BOLLNE FRANCE MARCH 11 Steven Kruijswijk of Netherlands and Team Jumbo Visma Tony Martin of Germany and Team Jumbo Visma during the 79th Paris Nice 2021 Stage 5 a 200km stage from Vienne to Bollne ParisNice on March 11 2021 in Bollne France Photo by Bas CzerwinskiGetty Images
(Image credit: Getty Images Sport)

Tony Martin (Jumbo Visma) was the first rider to fall in the first mass crash that marred stage 1 of the Tour de France when he struck a cardboard sign that a spectator had held out in front of him with 45km remaining.

The German and almost all of his Jumbo-Visma team came down in the incident, which held up much of the peloton and forced Jash Sütterlin (DSM) to abandon the race.

“I saw the lady, I saw the sign but at the last moment she turned the sign into the road so for me there was no time to react,” Martin said. “The move was pretty unexpected. I still can't understand how people can do things like that. We're here to race our bikes; it's not a circus.”

Tour organiser ASO announced on Saturday evening that it aims to sue the unidentified spectator who caused the crash. “We are doing this so that the tiny minority of people who do this don't spoil the show for everyone,” deputy race director Pierre-Yves Thouault told AFP.

Martin and his Jumbo-Visma team were all able to start stage 2 on Sunday morning, and the German confirmed that he had not sustained serious injury in the incident.

“Actually I don't feel too bad. The night was okay. I have no pain now on the bike. So I have to see from day-to-day but I hope that I can recover,” he said.

"The mechanics had a long night. There were a lot of bikes that were completely broken. The doctors had a lot of things to do too and in the next days with changing bandages. It's not a nice start to the Tour de France but we get used to it.”

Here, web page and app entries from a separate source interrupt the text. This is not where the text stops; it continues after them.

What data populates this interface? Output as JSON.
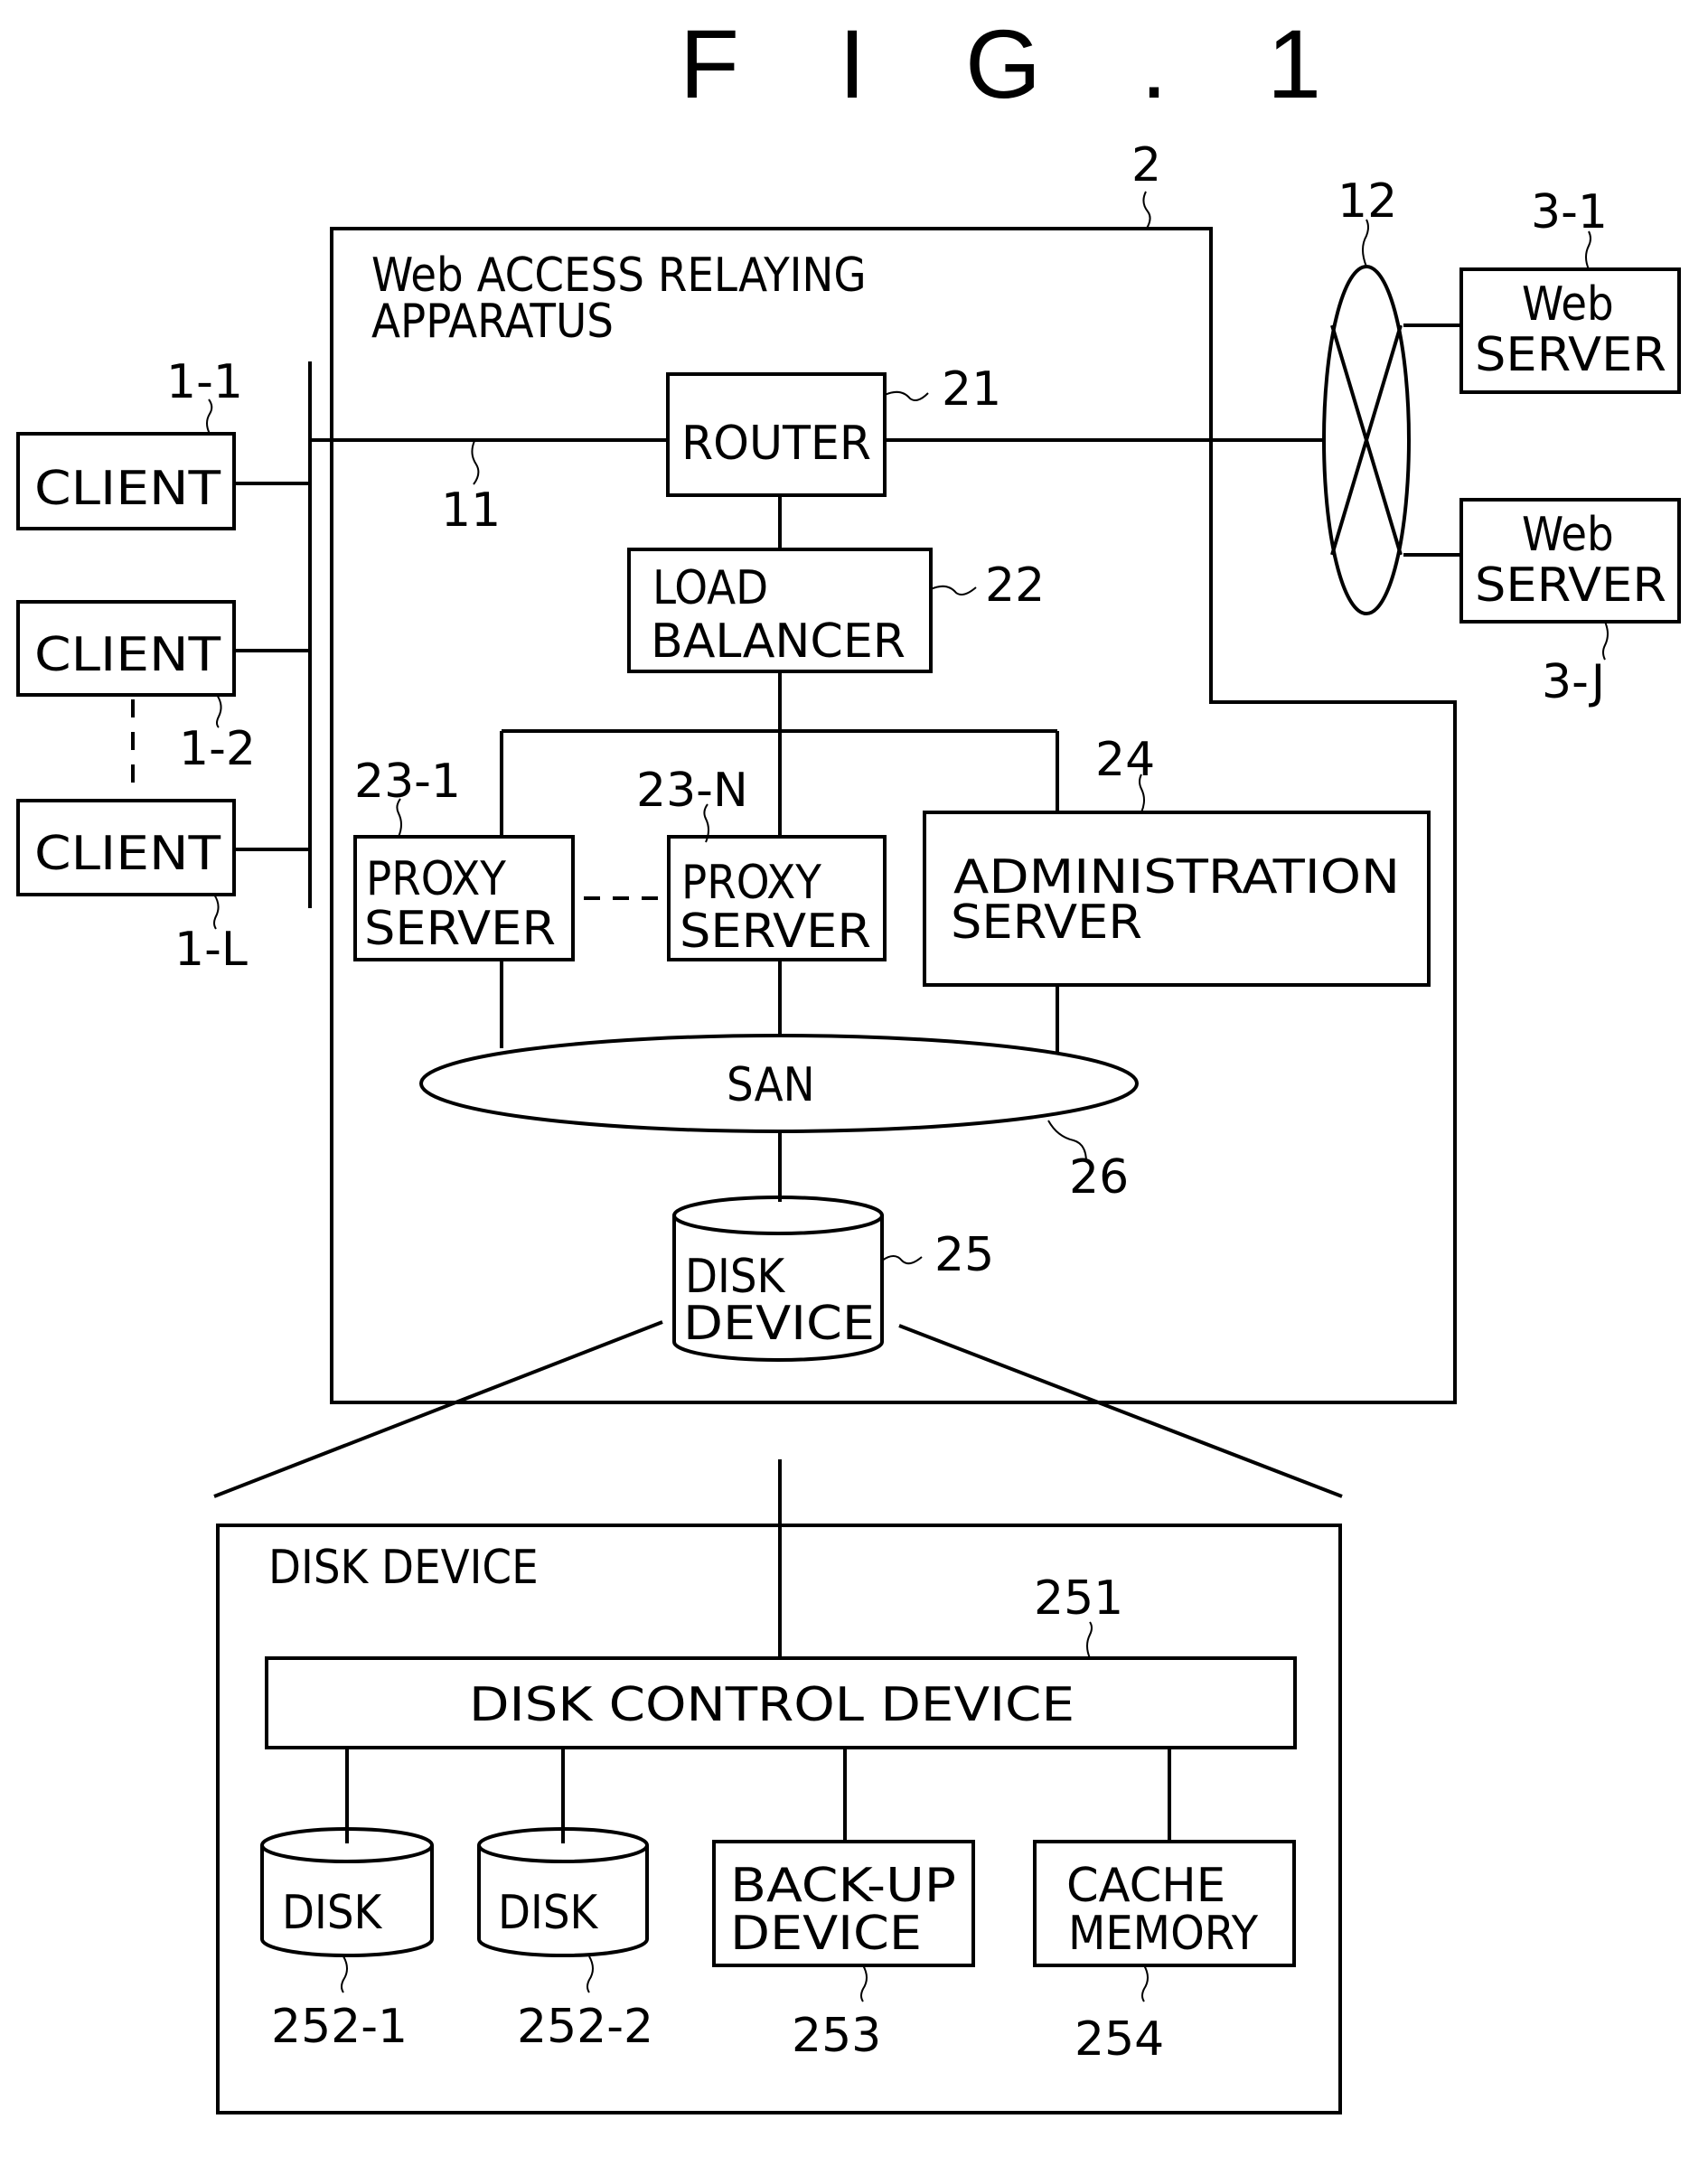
{
  "figure": {
    "title": "F I G . 1"
  },
  "apparatus": {
    "ref": "2",
    "title_line1": "Web  ACCESS  RELAYING",
    "title_line2": "APPARATUS"
  },
  "clients": [
    {
      "label": "CLIENT",
      "ref": "1-1"
    },
    {
      "label": "CLIENT",
      "ref": "1-2"
    },
    {
      "label": "CLIENT",
      "ref": "1-L"
    }
  ],
  "network_lan": {
    "ref": "11"
  },
  "network_wan": {
    "ref": "12"
  },
  "router": {
    "label": "ROUTER",
    "ref": "21"
  },
  "load_balancer": {
    "line1": "LOAD",
    "line2": "BALANCER",
    "ref": "22"
  },
  "proxy_servers": [
    {
      "line1": "PROXY",
      "line2": "SERVER",
      "ref": "23-1"
    },
    {
      "line1": "PROXY",
      "line2": "SERVER",
      "ref": "23-N"
    }
  ],
  "admin_server": {
    "line1": "ADMINISTRATION",
    "line2": "SERVER",
    "ref": "24"
  },
  "san": {
    "label": "SAN",
    "ref": "26"
  },
  "disk_device": {
    "line1": "DISK",
    "line2": "DEVICE",
    "ref": "25"
  },
  "web_servers": [
    {
      "line1": "Web",
      "line2": "SERVER",
      "ref": "3-1"
    },
    {
      "line1": "Web",
      "line2": "SERVER",
      "ref": "3-J"
    }
  ],
  "disk_device_detail": {
    "title": "DISK  DEVICE",
    "control": {
      "label": "DISK  CONTROL  DEVICE",
      "ref": "251"
    },
    "disks": [
      {
        "label": "DISK",
        "ref": "252-1"
      },
      {
        "label": "DISK",
        "ref": "252-2"
      }
    ],
    "backup": {
      "line1": "BACK-UP",
      "line2": "DEVICE",
      "ref": "253"
    },
    "cache": {
      "line1": "CACHE",
      "line2": "MEMORY",
      "ref": "254"
    }
  }
}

Jumbo-Visma leader Primoz Roglic finished the opening stage on a teammate’s bike, but that didn’t prevent him from claiming third place behind Julian Alaphilippe (Deceuninck-QuickStep) and picking up a 4-second time bonus in the process.

Roglic was able to rely on the support of Wout van Aert in the elite leading group on the final climb, though Steven Kruijswijk – third overall at the 2019 Tour – conceded 1:49 after he was caught up in another crash in the finale.